The story starts here, in the drug-infested, gang-ravaged projects of New York’s South Bronx, a place where bullets fly and dreams evaporate in near synchronous rhythm, a concert of violence that engulfs even the heartiest of souls and swallows them whole. It begins with a boy, painfully shy and wispy small, playing on the mean streets of the Patterson housing projects, gleefully dribbling a basketball, impervious to the dangers lurking on every corner. He is unable to explain his connection to that rubber orb, and only years later, after his hall-of-fame legacy has been cemented, can he give pause and appreciate it for its true value – a life raft in a sea of temptation, a vehicle that delivers him from the clutches of abject poverty. He shoots at the basket in the driving rain, too small to reach the rusting rim, too young to comprehend the vile graffiti sprayed onto the wall just beyond. He sprints under the noonday sun, dribbling hard and fast, his shoes barely touching the pavement, sweat racing down a face so boyish it takes decades for time to catch up. How many children, just like him, hear the drumbeat of the drug-pushers and succumb? How many of them grow old trying to escape?
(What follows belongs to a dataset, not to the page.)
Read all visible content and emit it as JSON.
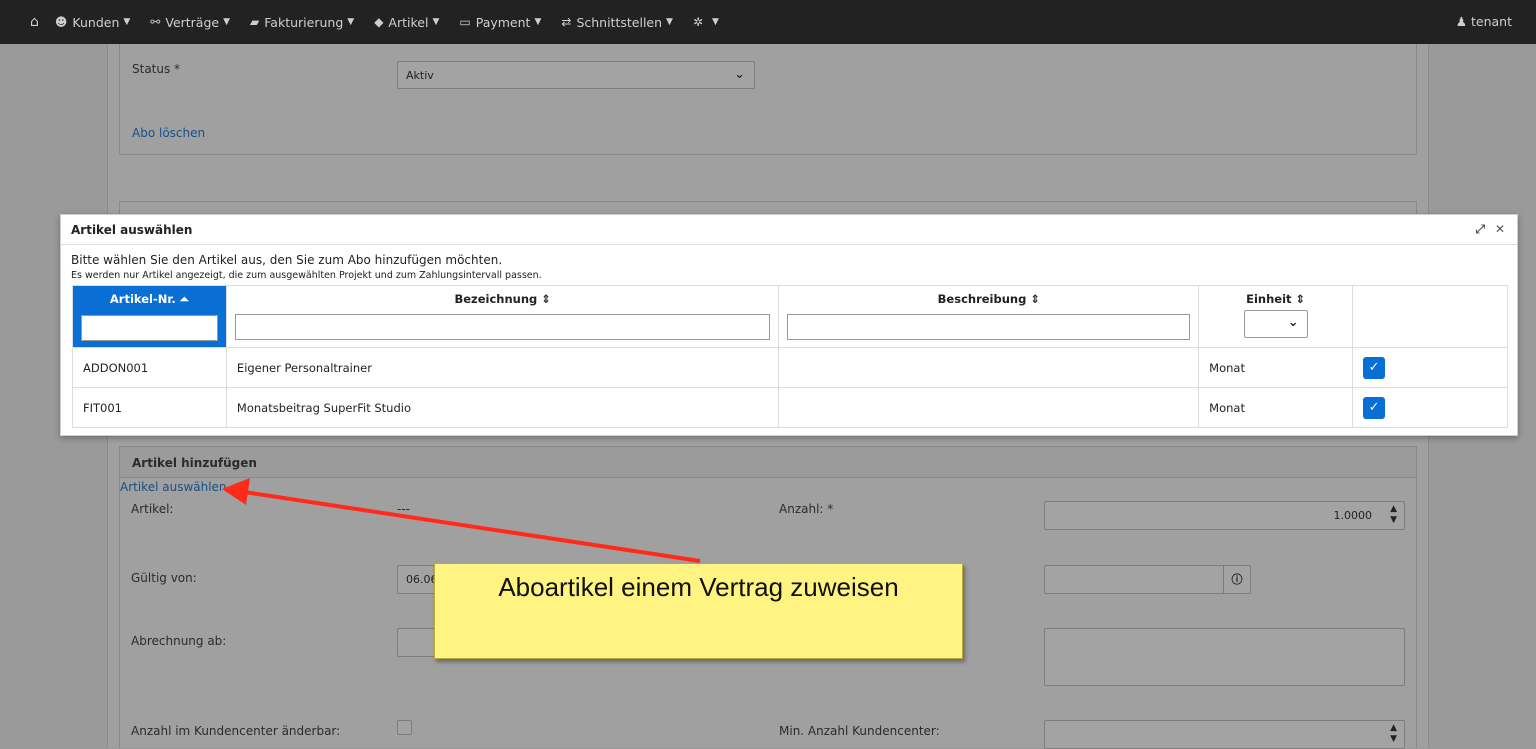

How many more sit in prison, a murder rap on their résumés, contemplating what might have been?
Archibald on teammate Scott Wedman:
Scott was a really good player. Those first couple of years he was kind of in the shadows in Kansas City, because he was a young guy just getting started and he wasn’t one of the focal points of the offense. But as time went on he became one of the team’s stars, and one of the better players in the league. He could shoot the lights out. Nobody in the league shot it any better. He was a role player when he went to Boston, which was a big change for him, but he really wanted to win a championship. He knew that he’d never take Larry Bird’s spot, and that his job would be to come off the bench and provide a spark on offense. That’s exactly what he did, and the Celtics won two championships with him on the roster.
Archibald on that classic comeback against the 76ers in the 1981 Eastern Conference Finals:
Nobody was giving up. There was no quit on that team. Philly was the team to beat, they had the big lead in the series, and we just kept playing as hard as we could. Larry told us to take one game at time, and we were able to focus on that. All of the games were very close, and very intense. Those last three games all went down to the wire, and they reminded me of the great Red Sox-Yankees series, with the Red Sox coming back from a 3-0 deficit to win. People may forget this, but our best battles back then were against the 76ers. They had Doc [Julius Erving], Andrew Toney, Bobby Jones, Caldwell Jones, Darryl Dawkins, Doug Collins, Steve Mix, Lionel Hollins, and Maurice Cheeks. Philly was loaded. We had to beat them just to get to the Finals and face the Houston Rockets. It was a great series, probably the best I’ve ever been involved in.